**TASK INSTRUCTIONS**
The response should contain only those lines of the entries below that include the string "junit".

Dataset records:
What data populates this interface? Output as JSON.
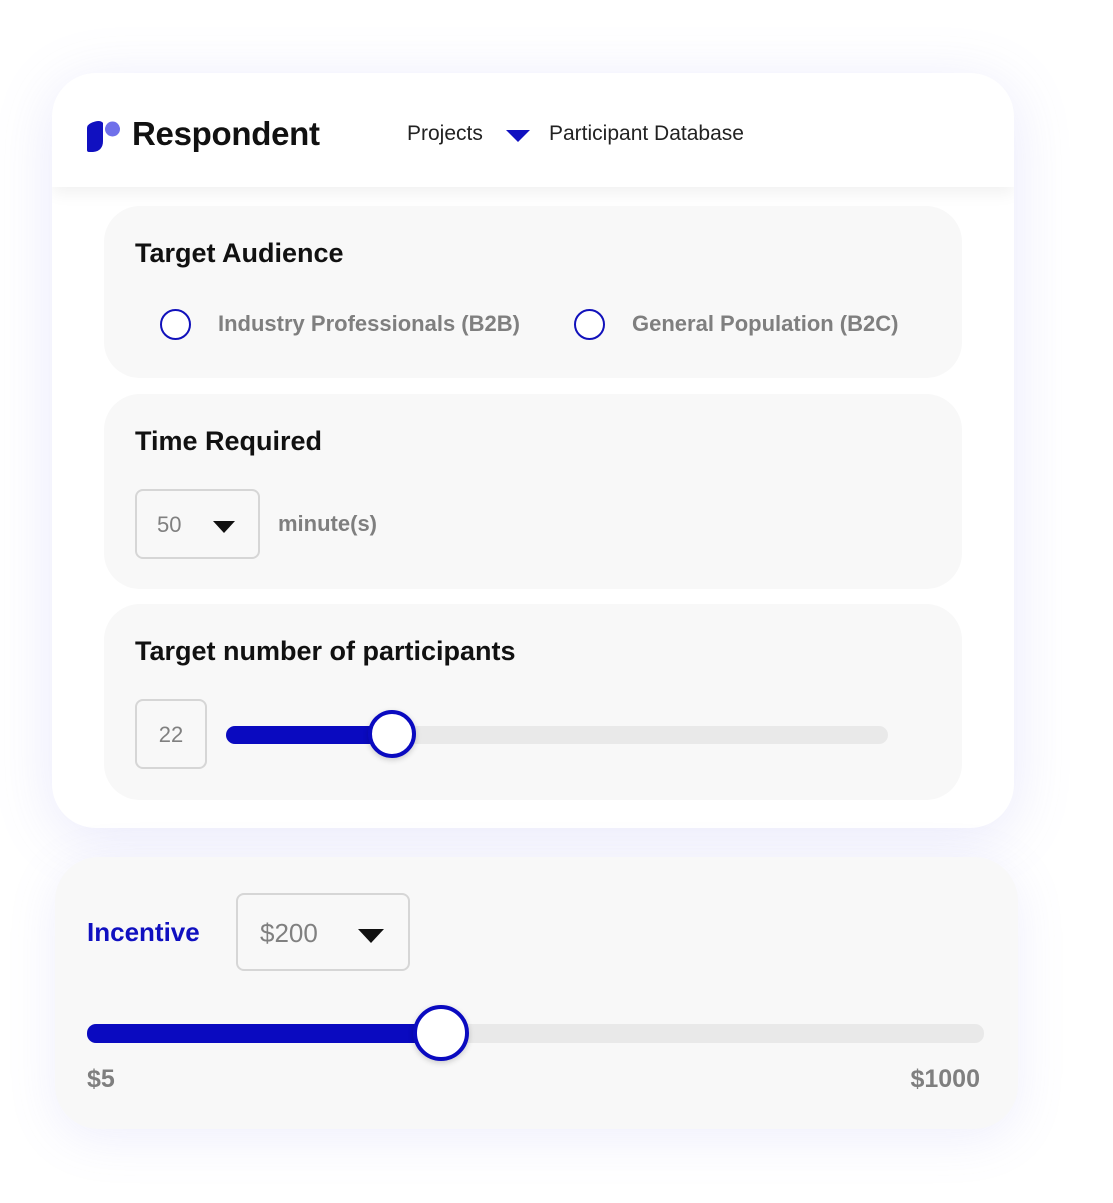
{
  "header": {
    "brand": "Respondent",
    "nav_projects": "Projects",
    "nav_participant_db": "Participant Database",
    "brand_color": "#1010c0"
  },
  "target_audience": {
    "title": "Target Audience",
    "options": [
      {
        "label": "Industry Professionals (B2B)",
        "selected": false
      },
      {
        "label": "General Population (B2C)",
        "selected": false
      }
    ]
  },
  "time_required": {
    "title": "Time Required",
    "value": "50",
    "unit": "minute(s)"
  },
  "participants": {
    "title": "Target number of participants",
    "value": "22",
    "slider_fraction": 0.25
  },
  "incentive": {
    "label": "Incentive",
    "value": "$200",
    "slider_fraction": 0.395,
    "min_label": "$5",
    "max_label": "$1000"
  },
  "icons": {
    "logo": "respondent-logo-icon",
    "dropdown": "caret-down-icon"
  }
}
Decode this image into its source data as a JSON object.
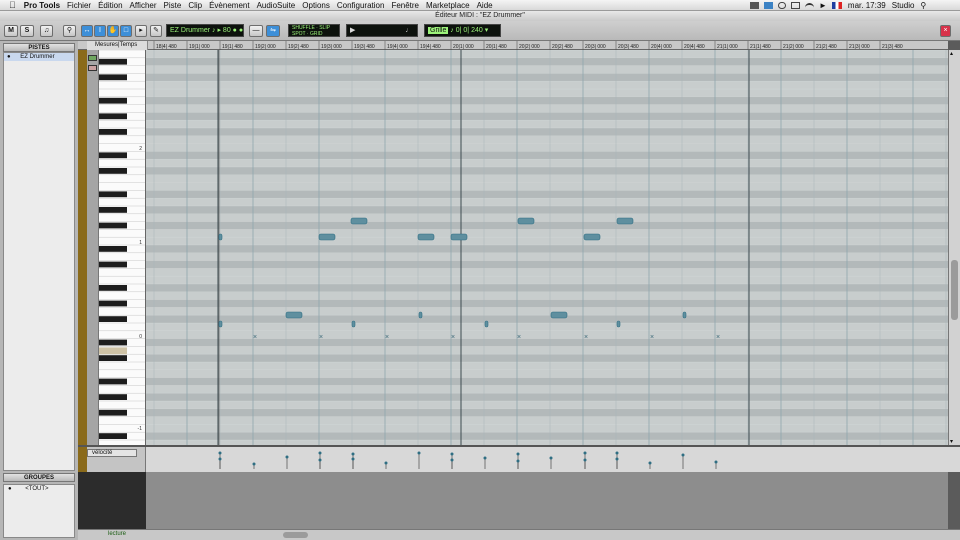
{
  "menubar": {
    "apple": "",
    "app": "Pro Tools",
    "items": [
      "Fichier",
      "Édition",
      "Afficher",
      "Piste",
      "Clip",
      "Évènement",
      "AudioSuite",
      "Options",
      "Configuration",
      "Fenêtre",
      "Marketplace",
      "Aide"
    ],
    "clock": "mar. 17:39",
    "user": "Studio"
  },
  "window": {
    "title": "Éditeur MIDI : \"EZ Drummer\""
  },
  "toolbar": {
    "track_select": "EZ Drummer",
    "note_value": "80",
    "counter": "0| 0| 240",
    "grid_label": "Grille",
    "mode_line1": "SHUFFLE  ·  SLIP",
    "mode_line2": "SPOT  ·  GRID"
  },
  "tracks_panel": {
    "header": "PISTES",
    "track_name": "EZ Drummer"
  },
  "groups_panel": {
    "header": "GROUPES",
    "item": "<TOUT>"
  },
  "ruler": {
    "label": "Mesures|Temps",
    "ticks": [
      "18|4| 480",
      "19|1| 000",
      "19|1| 480",
      "19|2| 000",
      "19|2| 480",
      "19|3| 000",
      "19|3| 480",
      "19|4| 000",
      "19|4| 480",
      "20|1| 000",
      "20|1| 480",
      "20|2| 000",
      "20|2| 480",
      "20|3| 000",
      "20|3| 480",
      "20|4| 000",
      "20|4| 480",
      "21|1| 000",
      "21|1| 480",
      "21|2| 000",
      "21|2| 480",
      "21|3| 000",
      "21|3| 480"
    ]
  },
  "piano": {
    "octave_labels": [
      "2",
      "1",
      "0",
      "-1"
    ]
  },
  "velocity": {
    "lane_label": "vélocité"
  },
  "status": {
    "mode": "lecture"
  },
  "colors": {
    "note": "#5f8f9f",
    "note_dark": "#2f6e83",
    "accent_green": "#9cf37a",
    "track_strip": "#8a6a1a"
  }
}
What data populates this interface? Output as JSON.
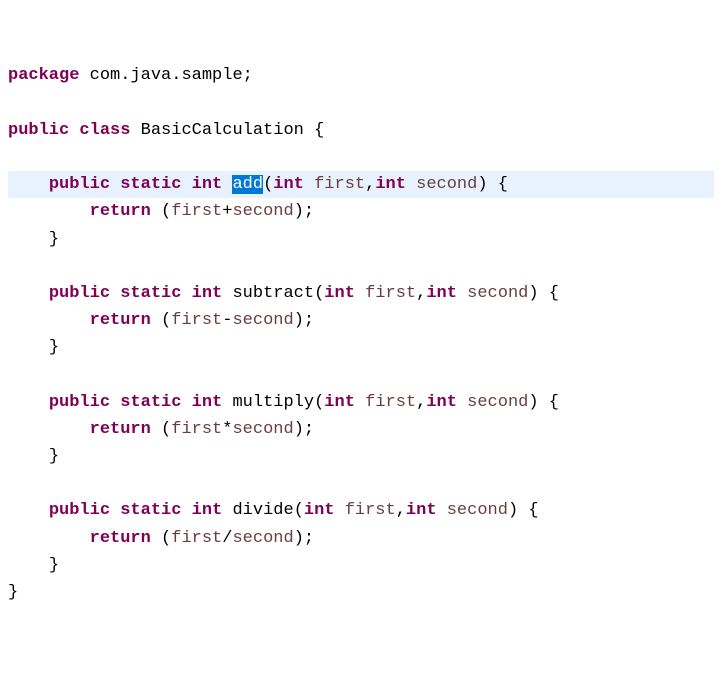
{
  "code": {
    "line1": {
      "package": "package",
      "pkg_name": "com.java.sample",
      "semi": ";"
    },
    "line3": {
      "public": "public",
      "class": "class",
      "class_name": "BasicCalculation",
      "brace": "{"
    },
    "add": {
      "public": "public",
      "static": "static",
      "ret_type": "int",
      "name": "add",
      "lparen": "(",
      "p1_type": "int",
      "p1_name": "first",
      "comma": ",",
      "p2_type": "int",
      "p2_name": "second",
      "rparen": ")",
      "brace": "{",
      "return": "return",
      "expr_l": "(",
      "expr_a": "first",
      "op": "+",
      "expr_b": "second",
      "expr_r": ")",
      "semi": ";",
      "close": "}"
    },
    "subtract": {
      "public": "public",
      "static": "static",
      "ret_type": "int",
      "name": "subtract",
      "lparen": "(",
      "p1_type": "int",
      "p1_name": "first",
      "comma": ",",
      "p2_type": "int",
      "p2_name": "second",
      "rparen": ")",
      "brace": "{",
      "return": "return",
      "expr_l": "(",
      "expr_a": "first",
      "op": "-",
      "expr_b": "second",
      "expr_r": ")",
      "semi": ";",
      "close": "}"
    },
    "multiply": {
      "public": "public",
      "static": "static",
      "ret_type": "int",
      "name": "multiply",
      "lparen": "(",
      "p1_type": "int",
      "p1_name": "first",
      "comma": ",",
      "p2_type": "int",
      "p2_name": "second",
      "rparen": ")",
      "brace": "{",
      "return": "return",
      "expr_l": "(",
      "expr_a": "first",
      "op": "*",
      "expr_b": "second",
      "expr_r": ")",
      "semi": ";",
      "close": "}"
    },
    "divide": {
      "public": "public",
      "static": "static",
      "ret_type": "int",
      "name": "divide",
      "lparen": "(",
      "p1_type": "int",
      "p1_name": "first",
      "comma": ",",
      "p2_type": "int",
      "p2_name": "second",
      "rparen": ")",
      "brace": "{",
      "return": "return",
      "expr_l": "(",
      "expr_a": "first",
      "op": "/",
      "expr_b": "second",
      "expr_r": ")",
      "semi": ";",
      "close": "}"
    },
    "close_class": "}"
  }
}
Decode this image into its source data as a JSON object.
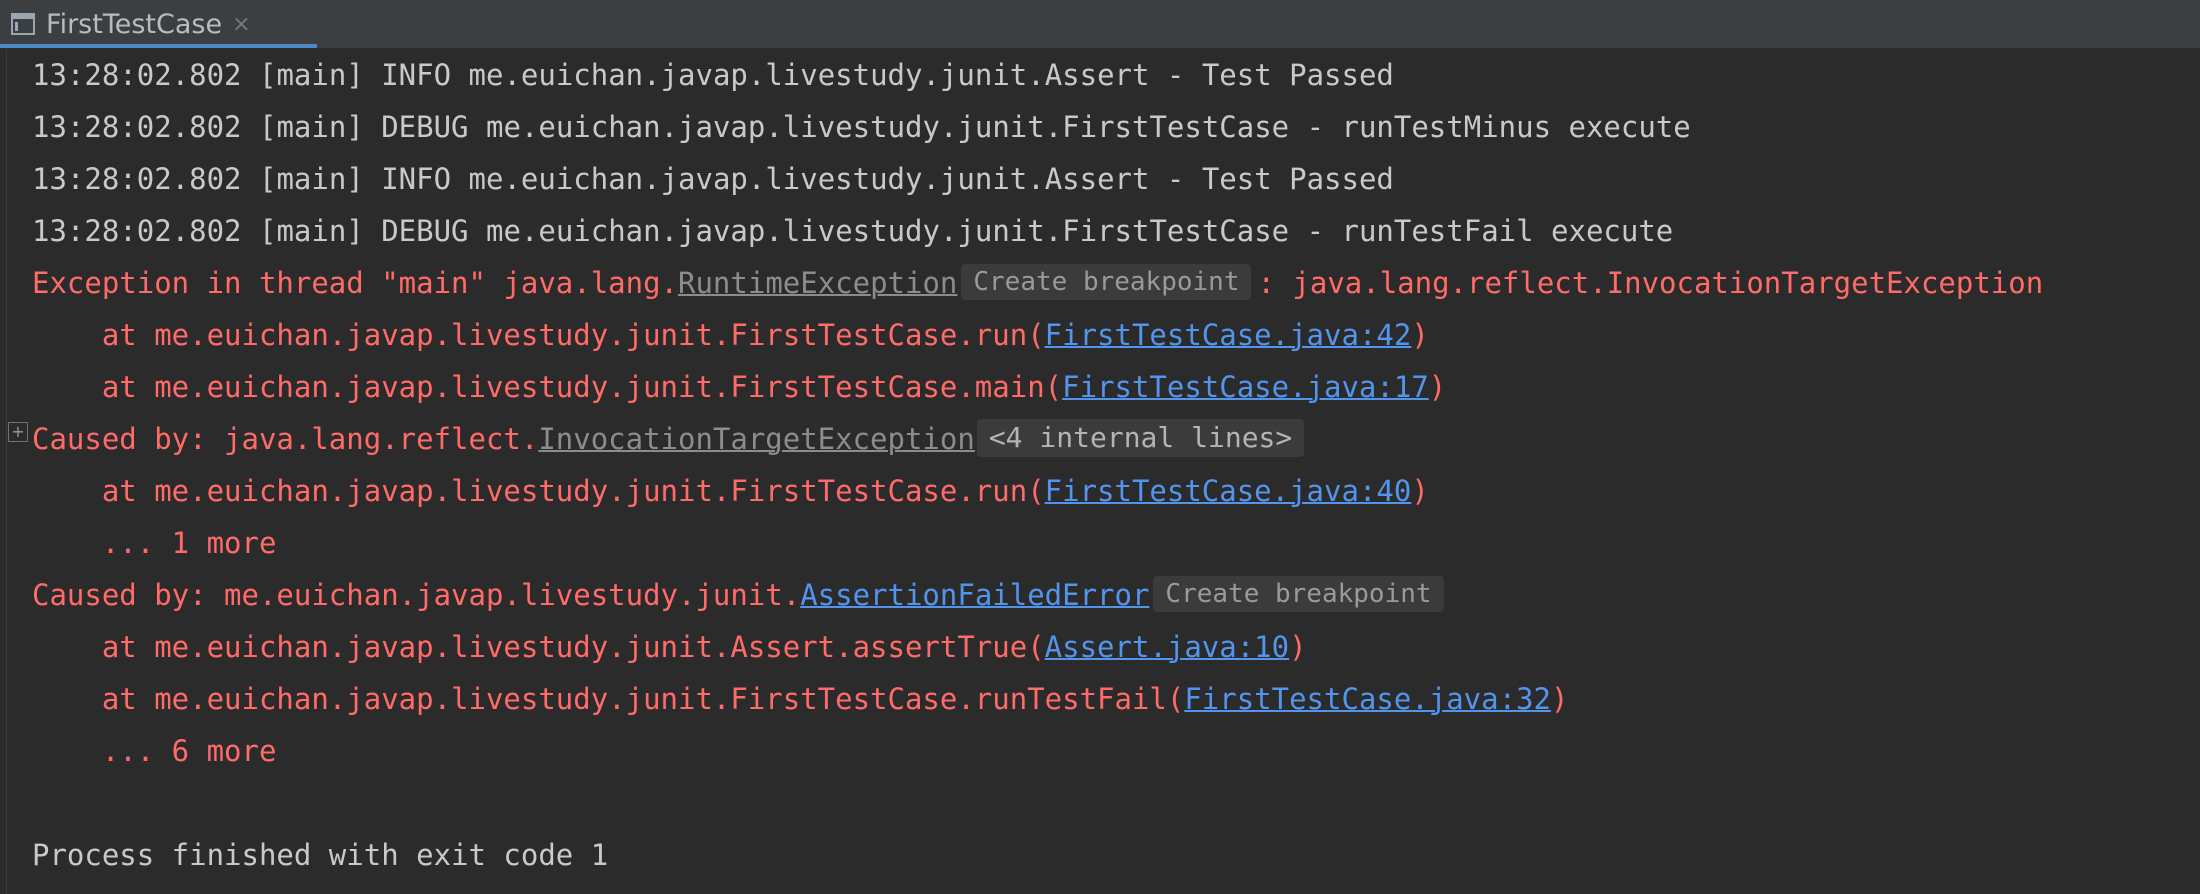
{
  "tab": {
    "title": "FirstTestCase",
    "close_glyph": "×",
    "icon": "console-icon"
  },
  "console": {
    "lines": [
      {
        "time": "13:28:02.802",
        "thread": "[main]",
        "level": "INFO",
        "text": "me.euichan.javap.livestudy.junit.Assert - Test Passed"
      },
      {
        "time": "13:28:02.802",
        "thread": "[main]",
        "level": "DEBUG",
        "text": "me.euichan.javap.livestudy.junit.FirstTestCase - runTestMinus execute"
      },
      {
        "time": "13:28:02.802",
        "thread": "[main]",
        "level": "INFO",
        "text": "me.euichan.javap.livestudy.junit.Assert - Test Passed"
      },
      {
        "time": "13:28:02.802",
        "thread": "[main]",
        "level": "DEBUG",
        "text": "me.euichan.javap.livestudy.junit.FirstTestCase - runTestFail execute"
      }
    ],
    "exception": {
      "prefix": "Exception in thread \"main\" java.lang.",
      "class_link": "RuntimeException",
      "hint": "Create breakpoint",
      "suffix": ": java.lang.reflect.InvocationTargetException",
      "frames": [
        {
          "prefix": "    at me.euichan.javap.livestudy.junit.FirstTestCase.run(",
          "link": "FirstTestCase.java:42",
          "suffix": ")"
        },
        {
          "prefix": "    at me.euichan.javap.livestudy.junit.FirstTestCase.main(",
          "link": "FirstTestCase.java:17",
          "suffix": ")"
        }
      ]
    },
    "cause1": {
      "expand_glyph": "+",
      "prefix": "Caused by: java.lang.reflect.",
      "class_link": "InvocationTargetException",
      "fold": "<4 internal lines>",
      "frames": [
        {
          "prefix": "    at me.euichan.javap.livestudy.junit.FirstTestCase.run(",
          "link": "FirstTestCase.java:40",
          "suffix": ")"
        }
      ],
      "more": "    ... 1 more"
    },
    "cause2": {
      "prefix": "Caused by: me.euichan.javap.livestudy.junit.",
      "class_link": "AssertionFailedError",
      "hint": "Create breakpoint",
      "frames": [
        {
          "prefix": "    at me.euichan.javap.livestudy.junit.Assert.assertTrue(",
          "link": "Assert.java:10",
          "suffix": ")"
        },
        {
          "prefix": "    at me.euichan.javap.livestudy.junit.FirstTestCase.runTestFail(",
          "link": "FirstTestCase.java:32",
          "suffix": ")"
        }
      ],
      "more": "    ... 6 more"
    },
    "exit_message": "Process finished with exit code 1"
  },
  "colors": {
    "background": "#2b2b2b",
    "error_red": "#ff6b68",
    "link_blue": "#5394ec",
    "text_grey": "#c9c9c9"
  }
}
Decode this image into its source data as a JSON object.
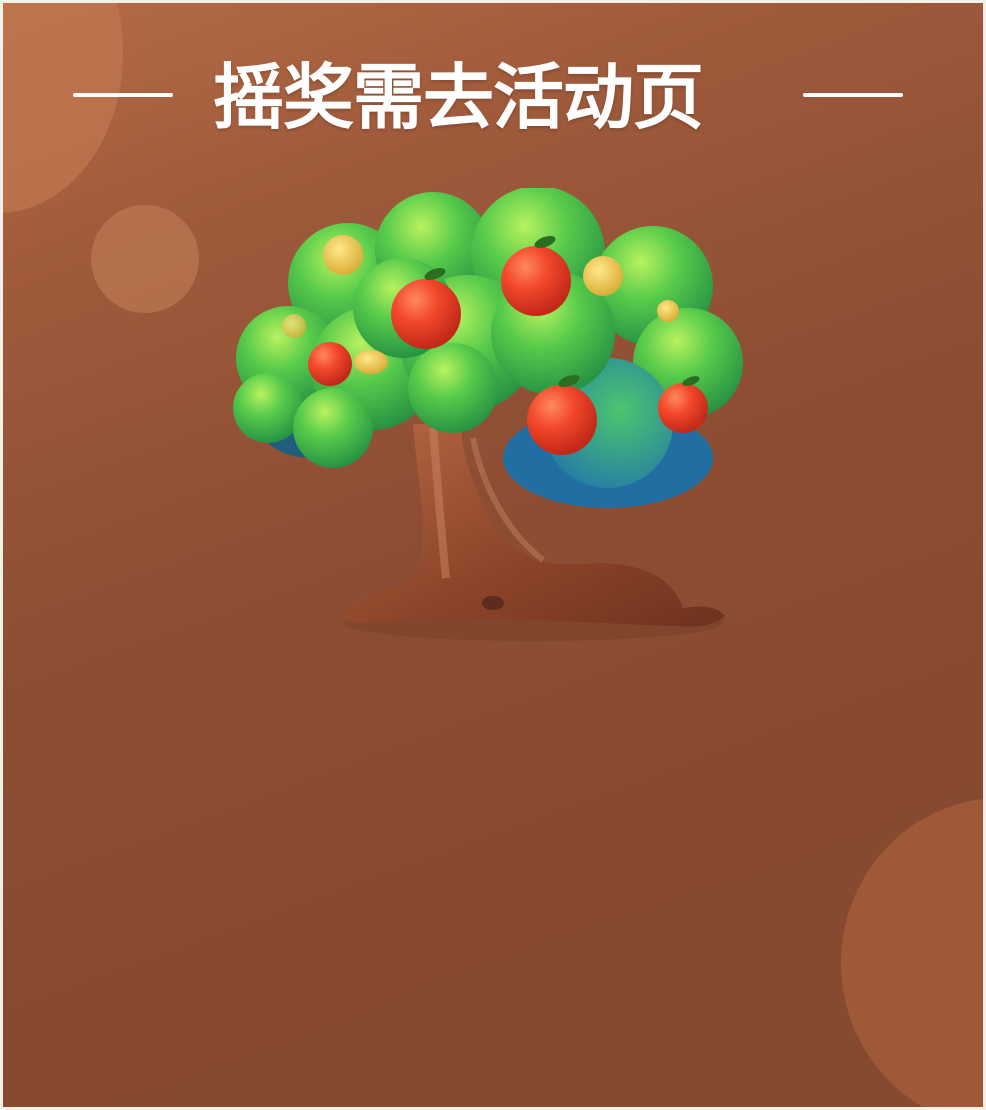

**RESULT BELOW**
        "text": "me.euichan.javap.livestudy.junit.Assert - Test Passed"
        "text": "me.euichan.javap.livestudy.junit.FirstTestCase - runTestMinus execute"
        "text": "me.euichan.javap.livestudy.junit.Assert - Test Passed"
        "text": "me.euichan.javap.livestudy.junit.FirstTestCase - runTestFail execute"
          "prefix": "    at me.euichan.javap.livestudy.junit.FirstTestCase.run(",
          "prefix": "    at me.euichan.javap.livestudy.junit.FirstTestCase.main(",
          "prefix": "    at me.euichan.javap.livestudy.junit.FirstTestCase.run(",
      "prefix": "Caused by: me.euichan.javap.livestudy.junit.",
          "prefix": "    at me.euichan.javap.livestudy.junit.Assert.assertTrue(",
          "prefix": "    at me.euichan.javap.livestudy.junit.FirstTestCase.runTestFail(",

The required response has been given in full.